Like the PC and Mac versions, the ArtRage app for iPad is overflowing with options. There’s a variety of canvas presets and paper options, plus a wide array of brushes, pencils, crayons, rollers, and pastels.
In its quest for a realistic art experience, you can paint directly onto the screen or apply a glob of paint with one tool and smear it around with another. ArtRage also features a dedicated watercolour brush option, which can produce some striking effects.
Once you’ve familiarised yourself with the interface, it’s easy to change brush sizes, bring up the colour picker, work with layers and blend/smudge different elements together.
Unfortunately, there’s some noticeable lag when moving and scaling your artwork. This takes the shine off what is an incredibly flexible painting program for creating iPad art.
While its interface isn’t as intuitive as some of the other iPad art apps here, ArtStudio for iPad rewards patient exploration of its features. And it’s jam-packed with them.
There are over 20 different brushes, various different canvas sizes and options that include layers, layer masks, filters and effects. ArtStudio also includes step-by-step drawing lessons/tutorials plus the handy ability to export your artwork to Photoshop for further fiddling.
Auryn Ink is a dedicated watercolour painting app and it has a limited set of options when compared to many of the meatier apps here.
That said, it has most of the basics covered for watery art on the iPad. You can pick different tip shapes for the brushes and specify different bristle effects. You can also adjust the texture of the canvas and the amount of water on your brush.
The end result is a realistic watercolour with paint that fades as you paint with it, mimicking the effect of the paper soaking up the ink.
Legendary artist David Hockney has been spotted using the Brushes app creating art on the iPad. It’s an oldie, but a goodie, designed specifically for Apple’s tablet.
Using a basic toolbar at the bottom of the screen, you can bring up a colour wheel/picker, work with layers and switch between various brushes. Best of all, perhaps, Brushes is fast and responsive to the touch so it’s easy to work quickly.
A useful feature of Brushes is the ability to record each brush stroke, enabling you to play back exactly how you created each piece of art via the Brushes viewer.
Designed to be used with a stylus with a brush extension such as Nomad Brush Stylus, Zen Brush by PSofthouse enables you to make brush strokes on your iPad that mimic the feel of traditional Japanese calligraphy brushes.
It’s perfect for calligraphy then – but any artist who prefers brush painting should check it out too.

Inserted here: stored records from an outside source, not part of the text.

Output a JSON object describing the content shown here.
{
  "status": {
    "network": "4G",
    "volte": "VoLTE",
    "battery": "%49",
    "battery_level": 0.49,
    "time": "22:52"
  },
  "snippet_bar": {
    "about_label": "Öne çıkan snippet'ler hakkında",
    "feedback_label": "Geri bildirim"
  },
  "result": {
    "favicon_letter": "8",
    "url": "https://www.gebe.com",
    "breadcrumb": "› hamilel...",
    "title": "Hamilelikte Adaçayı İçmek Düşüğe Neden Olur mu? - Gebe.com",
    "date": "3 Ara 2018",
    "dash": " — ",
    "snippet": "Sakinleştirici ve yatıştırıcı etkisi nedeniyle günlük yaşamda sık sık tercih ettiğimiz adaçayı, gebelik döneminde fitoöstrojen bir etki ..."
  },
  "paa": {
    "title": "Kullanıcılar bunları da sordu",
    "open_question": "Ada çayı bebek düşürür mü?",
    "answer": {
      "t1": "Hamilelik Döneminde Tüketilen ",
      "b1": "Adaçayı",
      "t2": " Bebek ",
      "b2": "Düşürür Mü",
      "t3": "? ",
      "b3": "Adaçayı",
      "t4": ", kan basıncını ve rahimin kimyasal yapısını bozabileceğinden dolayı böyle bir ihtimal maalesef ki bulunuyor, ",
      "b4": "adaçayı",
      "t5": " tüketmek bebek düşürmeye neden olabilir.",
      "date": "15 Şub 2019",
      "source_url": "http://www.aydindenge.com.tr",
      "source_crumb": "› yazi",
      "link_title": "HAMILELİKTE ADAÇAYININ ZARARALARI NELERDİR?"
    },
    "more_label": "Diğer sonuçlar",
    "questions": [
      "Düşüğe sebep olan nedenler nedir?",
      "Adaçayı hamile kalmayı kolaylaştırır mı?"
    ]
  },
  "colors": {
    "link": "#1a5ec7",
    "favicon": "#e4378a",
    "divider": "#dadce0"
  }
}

Zen Brush is minimalistic when it comes to features, but what it does it does very well indeed.
At first glance, it’s difficult to see what Inspire Pro offers that its rivals don’t. But play around with it and you’ll soon discover that this is one of the more intuitive iPad art apps available.
Before you know it, adjusting the paint load and customising brushes (by rotating the bristle pattern) becomes second nature.
What we like most is the dynamic colour picker. Simply press and hold a colour you’ve already used and Inspire Pro will switch the current colour to the new selection. It’s UI design elements like this that make for a fluid and fast experience.